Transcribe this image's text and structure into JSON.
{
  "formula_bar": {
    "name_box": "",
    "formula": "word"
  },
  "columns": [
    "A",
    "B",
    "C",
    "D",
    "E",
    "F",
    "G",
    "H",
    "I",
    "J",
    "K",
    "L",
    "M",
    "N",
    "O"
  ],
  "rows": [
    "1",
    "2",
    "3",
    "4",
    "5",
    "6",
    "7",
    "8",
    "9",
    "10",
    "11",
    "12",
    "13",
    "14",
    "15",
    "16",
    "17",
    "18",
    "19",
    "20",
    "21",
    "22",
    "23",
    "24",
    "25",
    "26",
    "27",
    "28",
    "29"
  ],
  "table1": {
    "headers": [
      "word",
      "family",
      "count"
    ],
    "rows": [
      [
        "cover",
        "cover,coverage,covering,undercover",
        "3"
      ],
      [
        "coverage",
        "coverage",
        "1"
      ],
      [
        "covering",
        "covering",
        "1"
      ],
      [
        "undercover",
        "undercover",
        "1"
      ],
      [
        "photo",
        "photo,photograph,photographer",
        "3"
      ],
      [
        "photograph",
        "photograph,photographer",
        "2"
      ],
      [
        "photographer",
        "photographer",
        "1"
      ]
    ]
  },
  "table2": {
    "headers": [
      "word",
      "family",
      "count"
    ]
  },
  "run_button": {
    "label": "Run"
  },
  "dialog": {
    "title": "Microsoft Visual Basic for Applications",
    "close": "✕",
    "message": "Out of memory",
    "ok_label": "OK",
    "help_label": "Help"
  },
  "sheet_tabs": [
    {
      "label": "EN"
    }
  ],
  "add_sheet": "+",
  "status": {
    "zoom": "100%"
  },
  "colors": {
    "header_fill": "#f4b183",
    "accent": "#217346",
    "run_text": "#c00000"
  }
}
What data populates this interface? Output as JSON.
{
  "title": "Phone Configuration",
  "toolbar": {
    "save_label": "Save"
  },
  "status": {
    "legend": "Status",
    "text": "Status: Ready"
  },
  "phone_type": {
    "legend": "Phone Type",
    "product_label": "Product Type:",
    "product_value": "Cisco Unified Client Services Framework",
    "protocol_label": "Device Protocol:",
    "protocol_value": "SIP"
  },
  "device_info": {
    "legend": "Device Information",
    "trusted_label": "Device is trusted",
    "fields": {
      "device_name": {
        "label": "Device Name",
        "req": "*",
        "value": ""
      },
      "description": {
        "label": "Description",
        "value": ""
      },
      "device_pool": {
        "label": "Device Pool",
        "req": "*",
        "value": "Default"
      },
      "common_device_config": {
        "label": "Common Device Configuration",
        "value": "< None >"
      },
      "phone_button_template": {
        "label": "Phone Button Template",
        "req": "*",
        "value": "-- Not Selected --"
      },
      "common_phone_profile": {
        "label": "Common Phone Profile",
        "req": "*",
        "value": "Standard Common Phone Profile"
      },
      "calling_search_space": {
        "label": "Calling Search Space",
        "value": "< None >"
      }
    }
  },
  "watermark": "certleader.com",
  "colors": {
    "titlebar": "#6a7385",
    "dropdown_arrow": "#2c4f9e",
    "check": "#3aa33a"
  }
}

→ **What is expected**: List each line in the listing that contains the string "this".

→ **Task solution**:
Transcribe this image's text and structure into JSON.
What data populates this interface? Output as JSON.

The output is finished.